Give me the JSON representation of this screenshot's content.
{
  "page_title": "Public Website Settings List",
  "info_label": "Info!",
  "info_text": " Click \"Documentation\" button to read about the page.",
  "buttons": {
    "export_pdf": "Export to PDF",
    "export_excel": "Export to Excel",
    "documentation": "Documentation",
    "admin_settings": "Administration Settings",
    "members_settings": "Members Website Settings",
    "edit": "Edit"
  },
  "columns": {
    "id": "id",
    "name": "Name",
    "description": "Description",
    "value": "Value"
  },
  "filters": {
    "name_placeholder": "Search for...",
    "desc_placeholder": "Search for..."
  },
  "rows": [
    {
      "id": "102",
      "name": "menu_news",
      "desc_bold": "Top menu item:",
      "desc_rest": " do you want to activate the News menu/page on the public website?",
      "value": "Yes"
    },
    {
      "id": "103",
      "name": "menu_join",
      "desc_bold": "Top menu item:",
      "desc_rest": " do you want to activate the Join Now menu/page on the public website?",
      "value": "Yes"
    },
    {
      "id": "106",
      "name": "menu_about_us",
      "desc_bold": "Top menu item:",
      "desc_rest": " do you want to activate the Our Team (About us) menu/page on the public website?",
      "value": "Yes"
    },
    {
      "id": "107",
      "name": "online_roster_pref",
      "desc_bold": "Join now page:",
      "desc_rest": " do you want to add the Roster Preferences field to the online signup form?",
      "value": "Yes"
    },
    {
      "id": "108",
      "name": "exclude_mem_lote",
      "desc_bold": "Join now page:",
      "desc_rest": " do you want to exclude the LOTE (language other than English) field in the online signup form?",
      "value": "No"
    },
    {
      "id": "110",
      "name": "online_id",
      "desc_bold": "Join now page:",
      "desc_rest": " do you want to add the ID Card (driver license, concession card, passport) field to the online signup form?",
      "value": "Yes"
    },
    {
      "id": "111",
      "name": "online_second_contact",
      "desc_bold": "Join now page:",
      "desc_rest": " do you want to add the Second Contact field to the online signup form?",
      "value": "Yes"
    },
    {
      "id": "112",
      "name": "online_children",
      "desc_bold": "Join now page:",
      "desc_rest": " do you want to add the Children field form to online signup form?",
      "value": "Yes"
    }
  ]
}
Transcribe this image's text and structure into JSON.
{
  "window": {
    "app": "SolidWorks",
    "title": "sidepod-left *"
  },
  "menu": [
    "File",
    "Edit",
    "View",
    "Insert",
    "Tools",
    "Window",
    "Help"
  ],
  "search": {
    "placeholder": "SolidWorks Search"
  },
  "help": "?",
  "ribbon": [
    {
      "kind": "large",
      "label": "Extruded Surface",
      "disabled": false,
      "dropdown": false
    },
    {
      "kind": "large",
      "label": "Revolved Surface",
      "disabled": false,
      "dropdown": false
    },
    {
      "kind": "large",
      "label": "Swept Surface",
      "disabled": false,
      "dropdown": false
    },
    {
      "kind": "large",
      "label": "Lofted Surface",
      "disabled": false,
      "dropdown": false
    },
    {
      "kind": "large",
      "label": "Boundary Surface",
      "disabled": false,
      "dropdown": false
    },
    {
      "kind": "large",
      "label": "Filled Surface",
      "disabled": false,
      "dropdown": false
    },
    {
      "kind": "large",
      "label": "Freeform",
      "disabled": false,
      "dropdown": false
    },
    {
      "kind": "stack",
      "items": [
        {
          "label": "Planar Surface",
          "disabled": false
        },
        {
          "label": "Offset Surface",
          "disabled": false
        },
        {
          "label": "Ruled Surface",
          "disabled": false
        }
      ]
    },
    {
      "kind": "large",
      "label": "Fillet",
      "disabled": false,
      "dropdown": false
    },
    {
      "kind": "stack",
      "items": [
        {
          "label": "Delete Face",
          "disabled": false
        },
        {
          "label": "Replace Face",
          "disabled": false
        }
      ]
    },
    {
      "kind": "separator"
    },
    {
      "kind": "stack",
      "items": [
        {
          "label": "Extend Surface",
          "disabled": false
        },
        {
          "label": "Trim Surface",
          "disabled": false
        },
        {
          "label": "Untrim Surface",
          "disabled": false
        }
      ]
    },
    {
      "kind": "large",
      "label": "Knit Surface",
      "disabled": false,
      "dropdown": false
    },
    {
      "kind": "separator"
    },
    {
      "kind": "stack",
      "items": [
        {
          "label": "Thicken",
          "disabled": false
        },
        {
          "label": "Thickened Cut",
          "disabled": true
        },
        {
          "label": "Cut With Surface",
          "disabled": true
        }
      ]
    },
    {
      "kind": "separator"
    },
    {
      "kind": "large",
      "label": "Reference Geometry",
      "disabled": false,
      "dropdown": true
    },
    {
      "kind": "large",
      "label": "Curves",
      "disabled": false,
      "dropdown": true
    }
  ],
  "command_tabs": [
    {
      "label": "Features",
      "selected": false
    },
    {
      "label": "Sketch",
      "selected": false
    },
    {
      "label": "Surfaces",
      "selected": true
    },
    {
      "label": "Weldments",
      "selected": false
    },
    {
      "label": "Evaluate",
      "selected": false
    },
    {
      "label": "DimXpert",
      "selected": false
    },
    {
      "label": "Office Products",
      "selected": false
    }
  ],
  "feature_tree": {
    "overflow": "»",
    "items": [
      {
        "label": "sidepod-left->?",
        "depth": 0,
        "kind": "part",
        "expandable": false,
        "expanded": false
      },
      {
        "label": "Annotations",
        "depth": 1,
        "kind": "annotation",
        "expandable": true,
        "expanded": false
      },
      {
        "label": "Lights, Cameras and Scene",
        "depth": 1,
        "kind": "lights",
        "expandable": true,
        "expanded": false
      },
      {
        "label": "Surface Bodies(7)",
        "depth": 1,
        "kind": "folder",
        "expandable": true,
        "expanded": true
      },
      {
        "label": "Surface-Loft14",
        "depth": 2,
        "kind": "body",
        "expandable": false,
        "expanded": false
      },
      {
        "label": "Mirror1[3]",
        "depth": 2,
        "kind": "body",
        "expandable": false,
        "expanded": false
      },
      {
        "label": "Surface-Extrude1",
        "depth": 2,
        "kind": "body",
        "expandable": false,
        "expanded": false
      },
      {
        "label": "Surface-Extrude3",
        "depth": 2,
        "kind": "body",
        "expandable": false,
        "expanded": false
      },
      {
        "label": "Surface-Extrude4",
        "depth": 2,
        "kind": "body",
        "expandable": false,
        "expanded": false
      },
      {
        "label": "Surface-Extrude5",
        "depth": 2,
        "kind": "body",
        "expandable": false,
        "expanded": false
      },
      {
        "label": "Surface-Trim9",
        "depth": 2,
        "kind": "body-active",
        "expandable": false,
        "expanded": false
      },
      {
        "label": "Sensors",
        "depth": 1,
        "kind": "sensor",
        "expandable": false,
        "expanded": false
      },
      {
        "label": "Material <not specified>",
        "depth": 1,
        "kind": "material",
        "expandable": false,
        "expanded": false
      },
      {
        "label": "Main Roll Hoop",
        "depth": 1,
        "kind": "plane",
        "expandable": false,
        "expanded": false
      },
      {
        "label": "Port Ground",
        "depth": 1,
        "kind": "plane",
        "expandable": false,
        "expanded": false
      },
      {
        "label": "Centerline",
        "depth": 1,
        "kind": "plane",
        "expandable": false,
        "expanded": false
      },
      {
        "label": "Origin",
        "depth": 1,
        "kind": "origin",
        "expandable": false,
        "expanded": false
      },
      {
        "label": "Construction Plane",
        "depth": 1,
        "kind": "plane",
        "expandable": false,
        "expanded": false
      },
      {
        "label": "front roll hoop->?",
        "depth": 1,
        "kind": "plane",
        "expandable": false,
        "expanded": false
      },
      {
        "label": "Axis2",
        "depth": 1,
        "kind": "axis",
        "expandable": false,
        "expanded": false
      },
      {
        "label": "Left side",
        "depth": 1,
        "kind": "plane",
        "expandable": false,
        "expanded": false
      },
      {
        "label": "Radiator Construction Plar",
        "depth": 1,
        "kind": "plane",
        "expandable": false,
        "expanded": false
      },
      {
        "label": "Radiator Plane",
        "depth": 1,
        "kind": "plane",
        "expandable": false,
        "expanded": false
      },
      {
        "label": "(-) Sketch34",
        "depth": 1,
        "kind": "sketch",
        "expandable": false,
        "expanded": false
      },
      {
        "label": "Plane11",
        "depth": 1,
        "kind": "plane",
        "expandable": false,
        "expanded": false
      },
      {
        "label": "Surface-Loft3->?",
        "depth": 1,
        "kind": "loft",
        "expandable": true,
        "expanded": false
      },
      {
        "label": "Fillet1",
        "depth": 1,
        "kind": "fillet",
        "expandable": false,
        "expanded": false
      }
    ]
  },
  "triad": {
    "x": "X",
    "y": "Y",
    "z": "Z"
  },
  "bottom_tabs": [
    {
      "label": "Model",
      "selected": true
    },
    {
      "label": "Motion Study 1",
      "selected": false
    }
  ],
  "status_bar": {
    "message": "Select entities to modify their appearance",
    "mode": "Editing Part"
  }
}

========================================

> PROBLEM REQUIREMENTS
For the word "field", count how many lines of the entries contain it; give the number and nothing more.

> ANSWER SECTION
5